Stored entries
----------------
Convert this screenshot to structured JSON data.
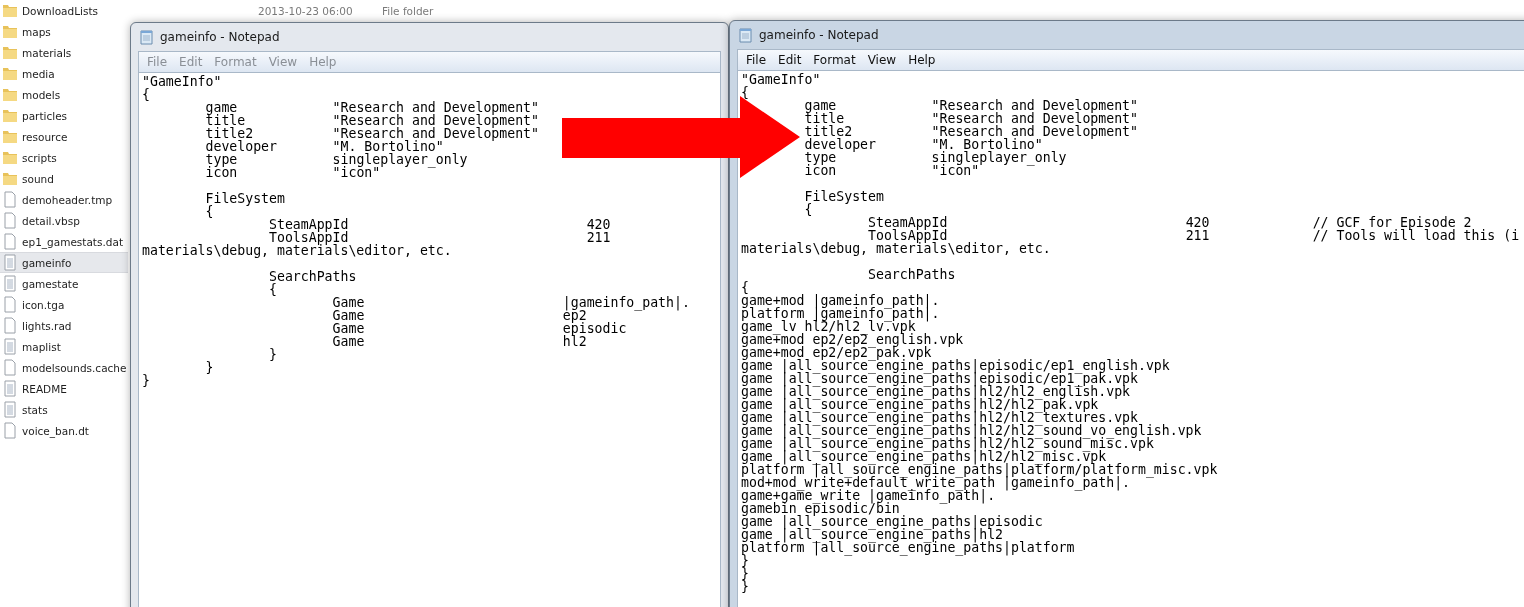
{
  "explorer": {
    "items": [
      {
        "name": "DownloadLists",
        "kind": "folder",
        "selected": false,
        "date": "2013-10-23 06:00",
        "type": "File folder"
      },
      {
        "name": "maps",
        "kind": "folder",
        "selected": false
      },
      {
        "name": "materials",
        "kind": "folder",
        "selected": false
      },
      {
        "name": "media",
        "kind": "folder",
        "selected": false
      },
      {
        "name": "models",
        "kind": "folder",
        "selected": false
      },
      {
        "name": "particles",
        "kind": "folder",
        "selected": false
      },
      {
        "name": "resource",
        "kind": "folder",
        "selected": false
      },
      {
        "name": "scripts",
        "kind": "folder",
        "selected": false
      },
      {
        "name": "sound",
        "kind": "folder",
        "selected": false
      },
      {
        "name": "demoheader.tmp",
        "kind": "file",
        "selected": false
      },
      {
        "name": "detail.vbsp",
        "kind": "file",
        "selected": false
      },
      {
        "name": "ep1_gamestats.dat",
        "kind": "file",
        "selected": false
      },
      {
        "name": "gameinfo",
        "kind": "text",
        "selected": true
      },
      {
        "name": "gamestate",
        "kind": "text",
        "selected": false
      },
      {
        "name": "icon.tga",
        "kind": "file",
        "selected": false
      },
      {
        "name": "lights.rad",
        "kind": "file",
        "selected": false
      },
      {
        "name": "maplist",
        "kind": "text",
        "selected": false
      },
      {
        "name": "modelsounds.cache",
        "kind": "file",
        "selected": false
      },
      {
        "name": "README",
        "kind": "text",
        "selected": false
      },
      {
        "name": "stats",
        "kind": "text",
        "selected": false
      },
      {
        "name": "voice_ban.dt",
        "kind": "file",
        "selected": false
      }
    ]
  },
  "windows": [
    {
      "title": "gameinfo - Notepad",
      "active": false,
      "menu": [
        "File",
        "Edit",
        "Format",
        "View",
        "Help"
      ],
      "lines": [
        {
          "text": "\"GameInfo\""
        },
        {
          "text": "{"
        },
        {
          "text": "\tgame\t\t\"Research and Development\""
        },
        {
          "text": "\ttitle\t\t\"Research and Development\""
        },
        {
          "text": "\ttitle2\t\t\"Research and Development\""
        },
        {
          "text": "\tdeveloper\t\"M. Bortolino\""
        },
        {
          "text": "\ttype\t\tsingleplayer_only"
        },
        {
          "text": "\ticon\t\t\"icon\""
        },
        {
          "text": "\tFileSystem",
          "blank_before": true
        },
        {
          "text": "\t{"
        },
        {
          "text": "\t\tSteamAppId\t\t\t\t420"
        },
        {
          "text": "\t\tToolsAppId\t\t\t\t211"
        },
        {
          "text": "materials\\debug, materials\\editor, etc."
        },
        {
          "text": "\t\tSearchPaths",
          "blank_before": true
        },
        {
          "text": "\t\t{"
        },
        {
          "text": "\t\t\tGame\t\t\t     |gameinfo_path|."
        },
        {
          "text": "\t\t\tGame\t\t\t     ep2"
        },
        {
          "text": "\t\t\tGame\t\t\t     episodic"
        },
        {
          "text": "\t\t\tGame\t\t\t     hl2"
        },
        {
          "text": "\t\t}"
        },
        {
          "text": "\t}"
        },
        {
          "text": "}"
        }
      ]
    },
    {
      "title": "gameinfo - Notepad",
      "active": true,
      "menu": [
        "File",
        "Edit",
        "Format",
        "View",
        "Help"
      ],
      "lines": [
        {
          "text": "\"GameInfo\""
        },
        {
          "text": "{"
        },
        {
          "text": "\tgame\t\t\"Research and Development\""
        },
        {
          "text": "\ttitle\t\t\"Research and Development\""
        },
        {
          "text": "\ttitle2\t\t\"Research and Development\""
        },
        {
          "text": "\tdeveloper\t\"M. Bortolino\""
        },
        {
          "text": "\ttype\t\tsingleplayer_only"
        },
        {
          "text": "\ticon\t\t\"icon\""
        },
        {
          "text": "\tFileSystem",
          "blank_before": true
        },
        {
          "text": "\t{"
        },
        {
          "text": "\t\tSteamAppId\t\t\t\t420\t\t// GCF for Episode 2"
        },
        {
          "text": "\t\tToolsAppId\t\t\t\t211\t\t// Tools will load this (i"
        },
        {
          "text": "materials\\debug, materials\\editor, etc."
        },
        {
          "text": "\t\tSearchPaths",
          "blank_before": true
        },
        {
          "text": "{"
        },
        {
          "text": "game+mod |gameinfo_path|."
        },
        {
          "text": "platform |gameinfo_path|."
        },
        {
          "text": "game_lv hl2/hl2_lv.vpk"
        },
        {
          "text": "game+mod ep2/ep2_english.vpk"
        },
        {
          "text": "game+mod ep2/ep2_pak.vpk"
        },
        {
          "text": "game |all_source_engine_paths|episodic/ep1_english.vpk"
        },
        {
          "text": "game |all_source_engine_paths|episodic/ep1_pak.vpk"
        },
        {
          "text": "game |all_source_engine_paths|hl2/hl2_english.vpk"
        },
        {
          "text": "game |all_source_engine_paths|hl2/hl2_pak.vpk"
        },
        {
          "text": "game |all_source_engine_paths|hl2/hl2_textures.vpk"
        },
        {
          "text": "game |all_source_engine_paths|hl2/hl2_sound_vo_english.vpk"
        },
        {
          "text": "game |all_source_engine_paths|hl2/hl2_sound_misc.vpk"
        },
        {
          "text": "game |all_source_engine_paths|hl2/hl2_misc.vpk"
        },
        {
          "text": "platform |all_source_engine_paths|platform/platform_misc.vpk"
        },
        {
          "text": "mod+mod_write+default_write_path |gameinfo_path|."
        },
        {
          "text": "game+game_write |gameinfo_path|."
        },
        {
          "text": "gamebin episodic/bin"
        },
        {
          "text": "game |all_source_engine_paths|episodic"
        },
        {
          "text": "game |all_source_engine_paths|hl2"
        },
        {
          "text": "platform |all_source_engine_paths|platform"
        },
        {
          "text": "}"
        },
        {
          "text": "}"
        },
        {
          "text": "}"
        }
      ]
    }
  ]
}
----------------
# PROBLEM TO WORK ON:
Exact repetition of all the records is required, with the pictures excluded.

# RESULT:
Convert this screenshot to structured JSON data.
{
  "explorer": {
    "items": [
      {
        "name": "DownloadLists",
        "kind": "folder",
        "selected": false,
        "date": "2013-10-23 06:00",
        "type": "File folder"
      },
      {
        "name": "maps",
        "kind": "folder",
        "selected": false
      },
      {
        "name": "materials",
        "kind": "folder",
        "selected": false
      },
      {
        "name": "media",
        "kind": "folder",
        "selected": false
      },
      {
        "name": "models",
        "kind": "folder",
        "selected": false
      },
      {
        "name": "particles",
        "kind": "folder",
        "selected": false
      },
      {
        "name": "resource",
        "kind": "folder",
        "selected": false
      },
      {
        "name": "scripts",
        "kind": "folder",
        "selected": false
      },
      {
        "name": "sound",
        "kind": "folder",
        "selected": false
      },
      {
        "name": "demoheader.tmp",
        "kind": "file",
        "selected": false
      },
      {
        "name": "detail.vbsp",
        "kind": "file",
        "selected": false
      },
      {
        "name": "ep1_gamestats.dat",
        "kind": "file",
        "selected": false
      },
      {
        "name": "gameinfo",
        "kind": "text",
        "selected": true
      },
      {
        "name": "gamestate",
        "kind": "text",
        "selected": false
      },
      {
        "name": "icon.tga",
        "kind": "file",
        "selected": false
      },
      {
        "name": "lights.rad",
        "kind": "file",
        "selected": false
      },
      {
        "name": "maplist",
        "kind": "text",
        "selected": false
      },
      {
        "name": "modelsounds.cache",
        "kind": "file",
        "selected": false
      },
      {
        "name": "README",
        "kind": "text",
        "selected": false
      },
      {
        "name": "stats",
        "kind": "text",
        "selected": false
      },
      {
        "name": "voice_ban.dt",
        "kind": "file",
        "selected": false
      }
    ]
  },
  "windows": [
    {
      "title": "gameinfo - Notepad",
      "active": false,
      "menu": [
        "File",
        "Edit",
        "Format",
        "View",
        "Help"
      ],
      "lines": [
        {
          "text": "\"GameInfo\""
        },
        {
          "text": "{"
        },
        {
          "text": "\tgame\t\t\"Research and Development\""
        },
        {
          "text": "\ttitle\t\t\"Research and Development\""
        },
        {
          "text": "\ttitle2\t\t\"Research and Development\""
        },
        {
          "text": "\tdeveloper\t\"M. Bortolino\""
        },
        {
          "text": "\ttype\t\tsingleplayer_only"
        },
        {
          "text": "\ticon\t\t\"icon\""
        },
        {
          "text": "\tFileSystem",
          "blank_before": true
        },
        {
          "text": "\t{"
        },
        {
          "text": "\t\tSteamAppId\t\t\t\t420"
        },
        {
          "text": "\t\tToolsAppId\t\t\t\t211"
        },
        {
          "text": "materials\\debug, materials\\editor, etc."
        },
        {
          "text": "\t\tSearchPaths",
          "blank_before": true
        },
        {
          "text": "\t\t{"
        },
        {
          "text": "\t\t\tGame\t\t\t     |gameinfo_path|."
        },
        {
          "text": "\t\t\tGame\t\t\t     ep2"
        },
        {
          "text": "\t\t\tGame\t\t\t     episodic"
        },
        {
          "text": "\t\t\tGame\t\t\t     hl2"
        },
        {
          "text": "\t\t}"
        },
        {
          "text": "\t}"
        },
        {
          "text": "}"
        }
      ]
    },
    {
      "title": "gameinfo - Notepad",
      "active": true,
      "menu": [
        "File",
        "Edit",
        "Format",
        "View",
        "Help"
      ],
      "lines": [
        {
          "text": "\"GameInfo\""
        },
        {
          "text": "{"
        },
        {
          "text": "\tgame\t\t\"Research and Development\""
        },
        {
          "text": "\ttitle\t\t\"Research and Development\""
        },
        {
          "text": "\ttitle2\t\t\"Research and Development\""
        },
        {
          "text": "\tdeveloper\t\"M. Bortolino\""
        },
        {
          "text": "\ttype\t\tsingleplayer_only"
        },
        {
          "text": "\ticon\t\t\"icon\""
        },
        {
          "text": "\tFileSystem",
          "blank_before": true
        },
        {
          "text": "\t{"
        },
        {
          "text": "\t\tSteamAppId\t\t\t\t420\t\t// GCF for Episode 2"
        },
        {
          "text": "\t\tToolsAppId\t\t\t\t211\t\t// Tools will load this (i"
        },
        {
          "text": "materials\\debug, materials\\editor, etc."
        },
        {
          "text": "\t\tSearchPaths",
          "blank_before": true
        },
        {
          "text": "{"
        },
        {
          "text": "game+mod |gameinfo_path|."
        },
        {
          "text": "platform |gameinfo_path|."
        },
        {
          "text": "game_lv hl2/hl2_lv.vpk"
        },
        {
          "text": "game+mod ep2/ep2_english.vpk"
        },
        {
          "text": "game+mod ep2/ep2_pak.vpk"
        },
        {
          "text": "game |all_source_engine_paths|episodic/ep1_english.vpk"
        },
        {
          "text": "game |all_source_engine_paths|episodic/ep1_pak.vpk"
        },
        {
          "text": "game |all_source_engine_paths|hl2/hl2_english.vpk"
        },
        {
          "text": "game |all_source_engine_paths|hl2/hl2_pak.vpk"
        },
        {
          "text": "game |all_source_engine_paths|hl2/hl2_textures.vpk"
        },
        {
          "text": "game |all_source_engine_paths|hl2/hl2_sound_vo_english.vpk"
        },
        {
          "text": "game |all_source_engine_paths|hl2/hl2_sound_misc.vpk"
        },
        {
          "text": "game |all_source_engine_paths|hl2/hl2_misc.vpk"
        },
        {
          "text": "platform |all_source_engine_paths|platform/platform_misc.vpk"
        },
        {
          "text": "mod+mod_write+default_write_path |gameinfo_path|."
        },
        {
          "text": "game+game_write |gameinfo_path|."
        },
        {
          "text": "gamebin episodic/bin"
        },
        {
          "text": "game |all_source_engine_paths|episodic"
        },
        {
          "text": "game |all_source_engine_paths|hl2"
        },
        {
          "text": "platform |all_source_engine_paths|platform"
        },
        {
          "text": "}"
        },
        {
          "text": "}"
        },
        {
          "text": "}"
        }
      ]
    }
  ]
}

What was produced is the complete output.